**Work instructions**.
Search the records for the string "icon" and copy every line in which it appears.

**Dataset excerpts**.
------------------------------------------------------------------------
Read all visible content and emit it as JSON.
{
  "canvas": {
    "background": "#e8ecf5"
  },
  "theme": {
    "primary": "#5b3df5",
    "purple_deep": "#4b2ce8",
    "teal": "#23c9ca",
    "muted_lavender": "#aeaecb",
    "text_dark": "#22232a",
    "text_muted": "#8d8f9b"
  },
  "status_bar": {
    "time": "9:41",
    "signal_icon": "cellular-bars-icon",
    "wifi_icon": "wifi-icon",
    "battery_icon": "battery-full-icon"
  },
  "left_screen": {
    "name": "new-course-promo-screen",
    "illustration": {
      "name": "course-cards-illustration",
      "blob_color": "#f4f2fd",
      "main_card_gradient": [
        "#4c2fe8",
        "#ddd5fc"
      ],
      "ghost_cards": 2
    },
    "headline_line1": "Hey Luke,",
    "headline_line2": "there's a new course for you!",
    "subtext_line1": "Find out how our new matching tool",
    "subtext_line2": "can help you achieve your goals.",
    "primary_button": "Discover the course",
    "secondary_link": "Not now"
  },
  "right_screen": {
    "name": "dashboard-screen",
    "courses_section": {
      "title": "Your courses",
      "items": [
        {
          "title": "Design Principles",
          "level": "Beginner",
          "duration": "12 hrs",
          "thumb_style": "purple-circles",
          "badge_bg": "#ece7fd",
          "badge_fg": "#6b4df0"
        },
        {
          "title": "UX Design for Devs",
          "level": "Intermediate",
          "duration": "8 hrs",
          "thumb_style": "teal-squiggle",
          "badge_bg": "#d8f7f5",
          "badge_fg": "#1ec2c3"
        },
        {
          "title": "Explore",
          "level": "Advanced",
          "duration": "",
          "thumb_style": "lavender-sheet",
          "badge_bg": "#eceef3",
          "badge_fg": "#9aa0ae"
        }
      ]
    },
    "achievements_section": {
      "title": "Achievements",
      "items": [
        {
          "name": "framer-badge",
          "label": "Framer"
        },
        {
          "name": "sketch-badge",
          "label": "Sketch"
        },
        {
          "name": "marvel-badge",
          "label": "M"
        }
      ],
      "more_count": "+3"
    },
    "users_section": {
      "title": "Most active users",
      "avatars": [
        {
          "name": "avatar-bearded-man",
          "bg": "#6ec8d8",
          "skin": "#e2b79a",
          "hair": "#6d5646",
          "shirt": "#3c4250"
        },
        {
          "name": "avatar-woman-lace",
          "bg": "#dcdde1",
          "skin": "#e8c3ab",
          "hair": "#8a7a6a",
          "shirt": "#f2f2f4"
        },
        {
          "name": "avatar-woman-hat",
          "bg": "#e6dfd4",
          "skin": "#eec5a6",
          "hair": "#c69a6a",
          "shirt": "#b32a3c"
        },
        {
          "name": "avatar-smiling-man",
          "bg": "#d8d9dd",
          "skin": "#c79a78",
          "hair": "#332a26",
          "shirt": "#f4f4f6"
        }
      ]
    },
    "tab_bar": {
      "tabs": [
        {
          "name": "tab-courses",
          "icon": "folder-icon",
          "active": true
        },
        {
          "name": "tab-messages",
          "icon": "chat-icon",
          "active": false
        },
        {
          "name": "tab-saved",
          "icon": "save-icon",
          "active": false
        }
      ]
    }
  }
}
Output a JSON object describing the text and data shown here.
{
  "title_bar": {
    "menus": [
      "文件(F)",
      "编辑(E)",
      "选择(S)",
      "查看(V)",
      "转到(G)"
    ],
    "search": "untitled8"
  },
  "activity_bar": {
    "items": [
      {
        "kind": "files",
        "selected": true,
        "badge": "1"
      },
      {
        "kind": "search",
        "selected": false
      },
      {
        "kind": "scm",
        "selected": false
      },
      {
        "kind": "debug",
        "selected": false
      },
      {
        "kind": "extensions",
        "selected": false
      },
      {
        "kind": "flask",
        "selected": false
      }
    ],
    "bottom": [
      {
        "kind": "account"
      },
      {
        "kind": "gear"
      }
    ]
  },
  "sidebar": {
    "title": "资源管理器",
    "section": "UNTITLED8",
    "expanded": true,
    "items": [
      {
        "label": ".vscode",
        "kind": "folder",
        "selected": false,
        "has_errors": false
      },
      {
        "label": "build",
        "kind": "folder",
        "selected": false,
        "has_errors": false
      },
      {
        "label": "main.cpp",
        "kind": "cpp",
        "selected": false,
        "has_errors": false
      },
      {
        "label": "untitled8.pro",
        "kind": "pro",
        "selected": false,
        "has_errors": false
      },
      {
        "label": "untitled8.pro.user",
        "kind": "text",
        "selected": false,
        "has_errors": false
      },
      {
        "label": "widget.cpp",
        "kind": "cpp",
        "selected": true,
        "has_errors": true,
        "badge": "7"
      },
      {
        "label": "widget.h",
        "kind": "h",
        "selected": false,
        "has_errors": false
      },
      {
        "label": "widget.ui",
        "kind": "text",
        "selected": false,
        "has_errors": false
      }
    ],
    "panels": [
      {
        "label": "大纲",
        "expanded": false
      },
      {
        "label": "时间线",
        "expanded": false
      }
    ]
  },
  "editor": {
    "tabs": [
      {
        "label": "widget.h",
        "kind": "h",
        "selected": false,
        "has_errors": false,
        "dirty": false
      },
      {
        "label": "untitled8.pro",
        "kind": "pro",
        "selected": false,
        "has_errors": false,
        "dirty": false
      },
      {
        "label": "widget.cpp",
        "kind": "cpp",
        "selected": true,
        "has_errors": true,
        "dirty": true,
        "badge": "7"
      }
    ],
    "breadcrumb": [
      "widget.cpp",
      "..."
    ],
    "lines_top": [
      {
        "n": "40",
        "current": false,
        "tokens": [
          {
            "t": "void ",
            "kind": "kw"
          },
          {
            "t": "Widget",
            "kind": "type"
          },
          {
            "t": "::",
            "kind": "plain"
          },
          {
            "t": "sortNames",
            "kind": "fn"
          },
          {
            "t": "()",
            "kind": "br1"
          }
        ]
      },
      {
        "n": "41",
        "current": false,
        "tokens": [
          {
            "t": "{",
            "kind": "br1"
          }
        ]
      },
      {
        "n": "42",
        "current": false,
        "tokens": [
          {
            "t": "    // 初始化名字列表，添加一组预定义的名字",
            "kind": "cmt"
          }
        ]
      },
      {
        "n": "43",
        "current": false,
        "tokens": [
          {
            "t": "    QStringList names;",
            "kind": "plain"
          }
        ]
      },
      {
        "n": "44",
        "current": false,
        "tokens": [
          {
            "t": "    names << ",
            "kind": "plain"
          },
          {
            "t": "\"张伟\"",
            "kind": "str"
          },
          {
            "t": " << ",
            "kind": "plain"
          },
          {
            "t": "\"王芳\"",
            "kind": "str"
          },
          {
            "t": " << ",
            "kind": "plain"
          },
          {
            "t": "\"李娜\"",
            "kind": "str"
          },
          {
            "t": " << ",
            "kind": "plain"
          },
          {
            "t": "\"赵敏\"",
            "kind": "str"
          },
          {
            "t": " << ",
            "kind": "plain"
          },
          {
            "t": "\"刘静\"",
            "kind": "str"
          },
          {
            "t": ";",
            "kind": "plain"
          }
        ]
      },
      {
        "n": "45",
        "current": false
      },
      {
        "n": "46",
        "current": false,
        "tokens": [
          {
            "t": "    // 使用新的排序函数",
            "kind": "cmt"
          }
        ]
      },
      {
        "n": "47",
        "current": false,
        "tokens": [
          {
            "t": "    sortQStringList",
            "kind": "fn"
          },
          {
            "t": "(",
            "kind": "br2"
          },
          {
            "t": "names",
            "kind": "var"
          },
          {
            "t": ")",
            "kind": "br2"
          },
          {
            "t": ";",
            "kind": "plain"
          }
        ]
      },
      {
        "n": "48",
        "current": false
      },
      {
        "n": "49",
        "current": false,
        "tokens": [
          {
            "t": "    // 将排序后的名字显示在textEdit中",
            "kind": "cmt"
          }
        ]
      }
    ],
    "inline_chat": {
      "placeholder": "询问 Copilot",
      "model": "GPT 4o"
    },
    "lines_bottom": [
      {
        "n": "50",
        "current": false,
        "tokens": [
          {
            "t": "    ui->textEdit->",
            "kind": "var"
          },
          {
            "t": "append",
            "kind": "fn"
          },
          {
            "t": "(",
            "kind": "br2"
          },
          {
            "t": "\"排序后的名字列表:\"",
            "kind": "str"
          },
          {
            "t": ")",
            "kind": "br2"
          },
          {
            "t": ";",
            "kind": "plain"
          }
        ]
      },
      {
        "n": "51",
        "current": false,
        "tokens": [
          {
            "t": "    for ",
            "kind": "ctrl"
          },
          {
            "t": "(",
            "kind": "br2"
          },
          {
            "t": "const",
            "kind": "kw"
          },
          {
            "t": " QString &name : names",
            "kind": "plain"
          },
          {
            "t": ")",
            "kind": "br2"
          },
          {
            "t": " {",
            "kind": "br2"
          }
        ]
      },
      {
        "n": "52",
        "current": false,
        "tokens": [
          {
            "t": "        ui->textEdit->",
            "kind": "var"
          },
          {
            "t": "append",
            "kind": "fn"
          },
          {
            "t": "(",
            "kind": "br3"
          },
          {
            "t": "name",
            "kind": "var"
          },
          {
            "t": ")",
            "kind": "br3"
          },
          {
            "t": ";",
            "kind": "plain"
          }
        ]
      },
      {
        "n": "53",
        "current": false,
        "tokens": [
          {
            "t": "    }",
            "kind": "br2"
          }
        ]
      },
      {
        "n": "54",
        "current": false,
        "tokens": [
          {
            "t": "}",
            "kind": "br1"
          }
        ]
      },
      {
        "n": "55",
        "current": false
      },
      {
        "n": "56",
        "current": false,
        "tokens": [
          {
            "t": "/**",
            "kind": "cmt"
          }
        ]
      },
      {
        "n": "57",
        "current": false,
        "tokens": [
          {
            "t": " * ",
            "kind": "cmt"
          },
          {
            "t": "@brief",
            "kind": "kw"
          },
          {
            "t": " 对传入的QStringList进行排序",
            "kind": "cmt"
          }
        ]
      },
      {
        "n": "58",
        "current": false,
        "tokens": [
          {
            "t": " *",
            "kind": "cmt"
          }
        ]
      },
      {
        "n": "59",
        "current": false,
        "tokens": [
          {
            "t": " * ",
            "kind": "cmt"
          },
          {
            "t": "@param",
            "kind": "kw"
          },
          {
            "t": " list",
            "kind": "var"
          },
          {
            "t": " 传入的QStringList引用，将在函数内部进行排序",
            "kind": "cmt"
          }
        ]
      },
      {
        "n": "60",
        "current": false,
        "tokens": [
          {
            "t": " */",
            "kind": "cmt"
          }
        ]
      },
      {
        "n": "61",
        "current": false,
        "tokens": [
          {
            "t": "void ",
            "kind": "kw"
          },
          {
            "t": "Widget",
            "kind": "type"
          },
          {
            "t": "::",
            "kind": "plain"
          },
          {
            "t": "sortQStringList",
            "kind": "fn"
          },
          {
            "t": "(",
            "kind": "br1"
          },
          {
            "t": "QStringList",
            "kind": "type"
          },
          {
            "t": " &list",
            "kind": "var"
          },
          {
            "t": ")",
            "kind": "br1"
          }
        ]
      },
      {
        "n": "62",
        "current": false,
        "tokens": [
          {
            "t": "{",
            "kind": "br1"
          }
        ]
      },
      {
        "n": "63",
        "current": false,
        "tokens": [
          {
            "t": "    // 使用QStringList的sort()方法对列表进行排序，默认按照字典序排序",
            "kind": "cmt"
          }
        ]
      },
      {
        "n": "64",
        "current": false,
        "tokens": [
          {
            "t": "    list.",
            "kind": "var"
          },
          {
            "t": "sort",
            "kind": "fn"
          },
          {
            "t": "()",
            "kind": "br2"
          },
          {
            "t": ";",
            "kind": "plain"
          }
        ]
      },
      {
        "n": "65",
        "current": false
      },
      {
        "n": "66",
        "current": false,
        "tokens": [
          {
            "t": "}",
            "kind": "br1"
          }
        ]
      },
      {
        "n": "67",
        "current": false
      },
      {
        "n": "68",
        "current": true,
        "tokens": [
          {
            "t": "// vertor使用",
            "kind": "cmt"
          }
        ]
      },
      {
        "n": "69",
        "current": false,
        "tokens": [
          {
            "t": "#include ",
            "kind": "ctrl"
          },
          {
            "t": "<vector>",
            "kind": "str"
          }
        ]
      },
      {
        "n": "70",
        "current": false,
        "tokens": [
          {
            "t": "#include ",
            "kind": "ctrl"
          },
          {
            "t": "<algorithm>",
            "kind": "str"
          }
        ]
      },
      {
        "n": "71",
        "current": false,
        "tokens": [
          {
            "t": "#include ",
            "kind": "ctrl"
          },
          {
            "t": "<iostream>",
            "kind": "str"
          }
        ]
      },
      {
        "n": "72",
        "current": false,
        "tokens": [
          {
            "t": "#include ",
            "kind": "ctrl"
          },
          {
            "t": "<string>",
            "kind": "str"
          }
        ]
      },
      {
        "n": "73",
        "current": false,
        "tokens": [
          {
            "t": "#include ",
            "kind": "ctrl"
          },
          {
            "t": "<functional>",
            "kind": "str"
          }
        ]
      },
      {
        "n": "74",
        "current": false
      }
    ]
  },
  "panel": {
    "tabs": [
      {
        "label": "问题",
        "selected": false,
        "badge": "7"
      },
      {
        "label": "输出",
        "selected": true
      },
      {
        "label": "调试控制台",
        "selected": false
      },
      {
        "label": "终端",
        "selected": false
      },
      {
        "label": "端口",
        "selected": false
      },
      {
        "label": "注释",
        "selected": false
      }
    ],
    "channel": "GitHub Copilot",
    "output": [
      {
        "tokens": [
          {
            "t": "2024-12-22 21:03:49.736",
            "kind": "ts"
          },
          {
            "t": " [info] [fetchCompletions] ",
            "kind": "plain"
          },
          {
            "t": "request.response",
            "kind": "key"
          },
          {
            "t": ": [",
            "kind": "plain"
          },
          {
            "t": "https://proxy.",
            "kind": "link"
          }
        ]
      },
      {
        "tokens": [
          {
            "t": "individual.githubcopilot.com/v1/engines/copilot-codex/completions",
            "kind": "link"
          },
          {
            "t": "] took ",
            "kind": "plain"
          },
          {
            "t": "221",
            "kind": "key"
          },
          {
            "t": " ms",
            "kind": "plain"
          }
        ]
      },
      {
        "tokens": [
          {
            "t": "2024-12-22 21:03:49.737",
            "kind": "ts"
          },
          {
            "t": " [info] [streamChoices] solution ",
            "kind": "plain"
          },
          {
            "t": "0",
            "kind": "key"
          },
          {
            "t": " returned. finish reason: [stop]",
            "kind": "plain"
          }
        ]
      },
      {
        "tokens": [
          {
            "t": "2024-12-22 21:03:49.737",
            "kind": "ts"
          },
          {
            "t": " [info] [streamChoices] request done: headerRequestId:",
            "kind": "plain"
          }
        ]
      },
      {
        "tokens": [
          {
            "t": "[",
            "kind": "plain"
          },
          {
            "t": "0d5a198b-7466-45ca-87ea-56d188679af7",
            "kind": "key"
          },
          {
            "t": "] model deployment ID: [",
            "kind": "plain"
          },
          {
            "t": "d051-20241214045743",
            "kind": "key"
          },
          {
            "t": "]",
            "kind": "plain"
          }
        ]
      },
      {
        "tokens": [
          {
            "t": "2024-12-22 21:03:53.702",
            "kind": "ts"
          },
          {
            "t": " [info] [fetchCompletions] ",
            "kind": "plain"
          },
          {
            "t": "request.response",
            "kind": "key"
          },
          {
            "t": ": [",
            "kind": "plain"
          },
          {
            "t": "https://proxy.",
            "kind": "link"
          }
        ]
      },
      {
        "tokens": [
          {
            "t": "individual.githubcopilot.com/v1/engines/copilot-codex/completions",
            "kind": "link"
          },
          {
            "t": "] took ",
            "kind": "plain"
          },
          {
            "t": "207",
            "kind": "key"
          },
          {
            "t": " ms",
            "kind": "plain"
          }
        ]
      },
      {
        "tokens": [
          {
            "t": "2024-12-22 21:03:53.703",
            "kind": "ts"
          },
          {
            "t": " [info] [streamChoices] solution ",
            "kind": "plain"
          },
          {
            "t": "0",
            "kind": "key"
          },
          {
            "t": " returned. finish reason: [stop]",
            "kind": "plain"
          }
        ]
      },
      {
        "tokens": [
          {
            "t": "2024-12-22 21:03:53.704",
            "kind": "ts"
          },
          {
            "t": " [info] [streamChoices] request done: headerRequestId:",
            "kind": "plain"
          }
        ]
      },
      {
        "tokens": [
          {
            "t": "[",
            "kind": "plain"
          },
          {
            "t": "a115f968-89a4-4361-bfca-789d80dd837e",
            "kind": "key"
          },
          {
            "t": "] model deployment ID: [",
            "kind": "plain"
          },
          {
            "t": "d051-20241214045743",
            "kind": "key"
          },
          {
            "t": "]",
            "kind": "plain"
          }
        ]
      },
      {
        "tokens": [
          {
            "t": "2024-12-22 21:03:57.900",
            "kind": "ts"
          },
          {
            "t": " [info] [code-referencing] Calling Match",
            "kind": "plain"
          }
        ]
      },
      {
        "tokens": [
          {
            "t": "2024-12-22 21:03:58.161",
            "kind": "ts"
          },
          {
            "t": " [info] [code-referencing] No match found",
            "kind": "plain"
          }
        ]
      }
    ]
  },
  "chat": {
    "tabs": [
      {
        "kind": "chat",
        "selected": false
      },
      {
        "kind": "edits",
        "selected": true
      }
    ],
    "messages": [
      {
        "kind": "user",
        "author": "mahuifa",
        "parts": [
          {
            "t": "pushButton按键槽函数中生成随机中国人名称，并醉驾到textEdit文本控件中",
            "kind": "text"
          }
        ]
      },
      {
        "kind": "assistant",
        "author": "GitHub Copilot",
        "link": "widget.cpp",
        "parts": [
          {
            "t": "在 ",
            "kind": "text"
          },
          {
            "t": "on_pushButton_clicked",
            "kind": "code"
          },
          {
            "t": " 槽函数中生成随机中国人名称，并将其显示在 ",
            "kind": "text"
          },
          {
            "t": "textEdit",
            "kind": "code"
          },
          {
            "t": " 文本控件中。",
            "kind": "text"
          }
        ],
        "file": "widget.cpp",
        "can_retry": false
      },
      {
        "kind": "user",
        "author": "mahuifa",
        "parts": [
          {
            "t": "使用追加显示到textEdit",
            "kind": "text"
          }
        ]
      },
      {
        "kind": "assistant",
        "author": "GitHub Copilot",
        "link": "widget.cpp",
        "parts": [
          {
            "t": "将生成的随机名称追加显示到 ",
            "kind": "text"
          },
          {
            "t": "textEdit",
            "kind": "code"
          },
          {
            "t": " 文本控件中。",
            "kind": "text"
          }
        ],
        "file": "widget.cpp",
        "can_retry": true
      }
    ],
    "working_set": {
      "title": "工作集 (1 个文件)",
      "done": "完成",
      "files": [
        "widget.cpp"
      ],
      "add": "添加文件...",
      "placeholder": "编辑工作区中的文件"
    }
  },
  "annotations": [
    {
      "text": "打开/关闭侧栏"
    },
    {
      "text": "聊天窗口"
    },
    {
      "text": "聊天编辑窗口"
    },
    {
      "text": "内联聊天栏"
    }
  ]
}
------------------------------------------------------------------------
**Completed task**.
    "signal_icon": "cellular-bars-icon",
    "wifi_icon": "wifi-icon",
    "battery_icon": "battery-full-icon"
          "icon": "folder-icon",
          "icon": "chat-icon",
          "icon": "save-icon",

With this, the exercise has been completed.